Medical imaging is the technique that is used to generate images of human body or parts for clinical purposes or medical science. Revolutionary advances in imaging technology provides a superior method for imaging apoptosis. A team of researchers from the University of Notre Dame and the Washington University School of Medicine elucidates the method of using a synthetic probe to target against dead and dying cells in mammary and prostate tumors. The study was supported by the National Institutes of Health, Notre Dame’s Walther Cancer Center and the Notre Dame Integrated Imaging Facility.
The research team had previously revealed the use of fluorescent near infrared probe, PSS-794 to image the bacterial infections in mice. The study indicate that PSS-794 has a remarkable capacity to selectively target anionic cells in living animals. Currently the researchers explains the development off animals imaging capability of PSS-794. The study focused on mammary and prostate tumors, imaging of cell death is broadly useful for treatment of numerous conditions, including cardiovascular disease, neurology, renal disease and even transplant rejection. Interestingly, the research is a key step towards the development of optical imaging probes that could determine, noninvasively, the amount and type of cell death in tumors. Also these imaging techniques could help clinicians accurately determine the grade of tumors and the stage of cancers, as well as to measure the effectiveness of treatments.

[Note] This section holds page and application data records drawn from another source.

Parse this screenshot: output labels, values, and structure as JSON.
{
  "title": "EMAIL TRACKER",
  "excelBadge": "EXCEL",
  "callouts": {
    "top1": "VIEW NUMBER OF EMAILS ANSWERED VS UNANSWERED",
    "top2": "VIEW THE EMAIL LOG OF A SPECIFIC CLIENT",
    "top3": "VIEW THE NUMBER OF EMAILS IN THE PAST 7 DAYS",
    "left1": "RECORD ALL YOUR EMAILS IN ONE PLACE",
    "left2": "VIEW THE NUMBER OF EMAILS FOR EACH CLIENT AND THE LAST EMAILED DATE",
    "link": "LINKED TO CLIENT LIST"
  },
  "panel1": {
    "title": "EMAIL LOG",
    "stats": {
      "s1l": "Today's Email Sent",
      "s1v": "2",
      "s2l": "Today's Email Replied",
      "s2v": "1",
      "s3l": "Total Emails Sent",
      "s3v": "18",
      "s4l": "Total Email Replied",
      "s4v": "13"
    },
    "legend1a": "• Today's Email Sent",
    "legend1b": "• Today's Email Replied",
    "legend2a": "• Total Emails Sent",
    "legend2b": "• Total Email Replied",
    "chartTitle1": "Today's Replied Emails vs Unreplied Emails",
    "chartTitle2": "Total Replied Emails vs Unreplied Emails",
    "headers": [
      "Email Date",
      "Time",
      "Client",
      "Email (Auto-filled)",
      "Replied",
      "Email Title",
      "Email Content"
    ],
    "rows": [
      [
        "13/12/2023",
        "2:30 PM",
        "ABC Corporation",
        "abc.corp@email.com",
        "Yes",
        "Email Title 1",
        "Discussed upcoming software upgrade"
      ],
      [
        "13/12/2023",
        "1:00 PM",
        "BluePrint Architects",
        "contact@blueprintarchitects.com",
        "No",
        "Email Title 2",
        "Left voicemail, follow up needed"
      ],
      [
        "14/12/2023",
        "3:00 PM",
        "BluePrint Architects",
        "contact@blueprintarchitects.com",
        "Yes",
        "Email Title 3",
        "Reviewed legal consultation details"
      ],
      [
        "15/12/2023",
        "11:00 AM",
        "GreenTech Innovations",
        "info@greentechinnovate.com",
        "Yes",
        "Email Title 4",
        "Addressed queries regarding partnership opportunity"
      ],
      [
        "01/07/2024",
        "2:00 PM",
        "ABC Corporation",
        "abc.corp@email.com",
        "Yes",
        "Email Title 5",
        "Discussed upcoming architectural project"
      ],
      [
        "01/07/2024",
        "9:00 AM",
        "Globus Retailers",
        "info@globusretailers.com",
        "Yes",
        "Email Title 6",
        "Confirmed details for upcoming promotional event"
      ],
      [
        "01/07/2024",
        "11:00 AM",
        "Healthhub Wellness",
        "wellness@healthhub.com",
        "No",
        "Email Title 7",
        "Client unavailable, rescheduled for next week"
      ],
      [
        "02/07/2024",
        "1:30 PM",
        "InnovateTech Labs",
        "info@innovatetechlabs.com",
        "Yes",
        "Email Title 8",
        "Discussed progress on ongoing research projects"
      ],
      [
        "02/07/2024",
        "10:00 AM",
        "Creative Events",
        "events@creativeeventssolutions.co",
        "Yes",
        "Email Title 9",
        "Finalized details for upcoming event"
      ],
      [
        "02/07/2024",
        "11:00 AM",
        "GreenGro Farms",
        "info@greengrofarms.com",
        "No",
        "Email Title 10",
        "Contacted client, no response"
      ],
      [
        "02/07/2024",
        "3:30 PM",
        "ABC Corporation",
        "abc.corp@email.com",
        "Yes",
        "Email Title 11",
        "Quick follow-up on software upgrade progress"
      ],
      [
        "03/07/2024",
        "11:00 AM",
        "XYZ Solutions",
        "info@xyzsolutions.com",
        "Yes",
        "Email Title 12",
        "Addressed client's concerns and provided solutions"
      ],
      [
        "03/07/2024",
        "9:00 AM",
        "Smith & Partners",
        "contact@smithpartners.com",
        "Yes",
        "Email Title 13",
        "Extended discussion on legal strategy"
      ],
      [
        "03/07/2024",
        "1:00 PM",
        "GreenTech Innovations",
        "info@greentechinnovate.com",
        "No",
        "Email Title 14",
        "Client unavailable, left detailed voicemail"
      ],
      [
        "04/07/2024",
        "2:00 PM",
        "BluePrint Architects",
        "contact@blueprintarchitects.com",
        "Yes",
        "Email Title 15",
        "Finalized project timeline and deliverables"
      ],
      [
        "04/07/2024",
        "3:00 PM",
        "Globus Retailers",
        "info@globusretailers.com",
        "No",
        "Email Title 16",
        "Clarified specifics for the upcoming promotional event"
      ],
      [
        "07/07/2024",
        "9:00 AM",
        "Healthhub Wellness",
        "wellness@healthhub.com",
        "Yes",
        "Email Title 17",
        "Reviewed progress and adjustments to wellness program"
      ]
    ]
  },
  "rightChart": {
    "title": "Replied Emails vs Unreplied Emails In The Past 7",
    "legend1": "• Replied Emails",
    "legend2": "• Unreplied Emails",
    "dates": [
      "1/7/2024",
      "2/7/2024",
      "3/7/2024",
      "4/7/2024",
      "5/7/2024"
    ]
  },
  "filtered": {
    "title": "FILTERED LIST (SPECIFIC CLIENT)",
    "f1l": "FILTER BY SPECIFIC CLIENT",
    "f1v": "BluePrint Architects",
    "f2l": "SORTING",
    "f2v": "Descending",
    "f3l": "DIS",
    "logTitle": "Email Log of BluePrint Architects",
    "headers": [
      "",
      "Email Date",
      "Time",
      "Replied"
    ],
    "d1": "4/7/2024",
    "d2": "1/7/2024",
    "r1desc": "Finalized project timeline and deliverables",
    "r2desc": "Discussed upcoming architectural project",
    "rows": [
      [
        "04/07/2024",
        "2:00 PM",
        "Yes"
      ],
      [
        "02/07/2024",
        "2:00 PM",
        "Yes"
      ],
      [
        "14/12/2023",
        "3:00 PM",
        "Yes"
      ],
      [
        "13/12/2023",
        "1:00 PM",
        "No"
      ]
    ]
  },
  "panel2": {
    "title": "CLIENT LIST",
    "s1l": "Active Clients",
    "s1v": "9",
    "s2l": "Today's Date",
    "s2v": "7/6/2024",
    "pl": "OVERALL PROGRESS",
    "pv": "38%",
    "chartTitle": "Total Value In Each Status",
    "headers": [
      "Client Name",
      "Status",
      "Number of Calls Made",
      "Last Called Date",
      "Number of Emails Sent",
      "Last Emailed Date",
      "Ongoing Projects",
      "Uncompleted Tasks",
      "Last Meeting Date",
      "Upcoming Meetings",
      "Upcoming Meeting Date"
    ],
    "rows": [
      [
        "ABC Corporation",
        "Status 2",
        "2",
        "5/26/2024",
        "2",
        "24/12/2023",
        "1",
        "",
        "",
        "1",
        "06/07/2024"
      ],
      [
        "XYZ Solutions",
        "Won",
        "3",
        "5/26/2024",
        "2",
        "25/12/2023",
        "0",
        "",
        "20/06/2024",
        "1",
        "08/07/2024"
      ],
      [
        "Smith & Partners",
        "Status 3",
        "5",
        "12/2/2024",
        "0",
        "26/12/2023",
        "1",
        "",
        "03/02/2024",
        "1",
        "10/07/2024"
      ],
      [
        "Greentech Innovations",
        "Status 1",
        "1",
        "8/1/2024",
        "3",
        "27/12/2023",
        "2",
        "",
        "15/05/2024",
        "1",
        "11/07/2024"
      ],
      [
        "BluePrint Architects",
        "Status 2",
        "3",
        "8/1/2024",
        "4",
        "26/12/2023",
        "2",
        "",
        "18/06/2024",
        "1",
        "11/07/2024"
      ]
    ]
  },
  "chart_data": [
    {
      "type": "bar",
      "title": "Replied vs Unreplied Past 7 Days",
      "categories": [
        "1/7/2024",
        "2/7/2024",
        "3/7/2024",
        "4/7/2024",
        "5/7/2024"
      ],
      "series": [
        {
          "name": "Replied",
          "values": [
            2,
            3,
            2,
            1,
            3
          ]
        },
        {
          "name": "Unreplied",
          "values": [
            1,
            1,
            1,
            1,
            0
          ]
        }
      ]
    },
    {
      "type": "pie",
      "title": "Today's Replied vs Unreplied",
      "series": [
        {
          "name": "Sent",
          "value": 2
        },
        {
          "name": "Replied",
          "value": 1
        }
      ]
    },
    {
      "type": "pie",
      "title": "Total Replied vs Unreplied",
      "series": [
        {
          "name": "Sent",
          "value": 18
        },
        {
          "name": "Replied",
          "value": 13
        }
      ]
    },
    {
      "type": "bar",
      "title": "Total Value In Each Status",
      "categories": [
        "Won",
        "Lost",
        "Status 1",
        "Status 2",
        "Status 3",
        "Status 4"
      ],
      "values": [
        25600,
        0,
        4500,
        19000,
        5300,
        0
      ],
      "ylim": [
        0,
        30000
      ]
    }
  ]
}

The team hopes that the developed analogous probes would be used for deep tissue imaging of cancers in humans. Bradley D. Smith, Professor explained that the imaging of cell death is useful for treatment for numerous conditions, including cardiovascular disease, neurology, renal disease and even transplant rejection.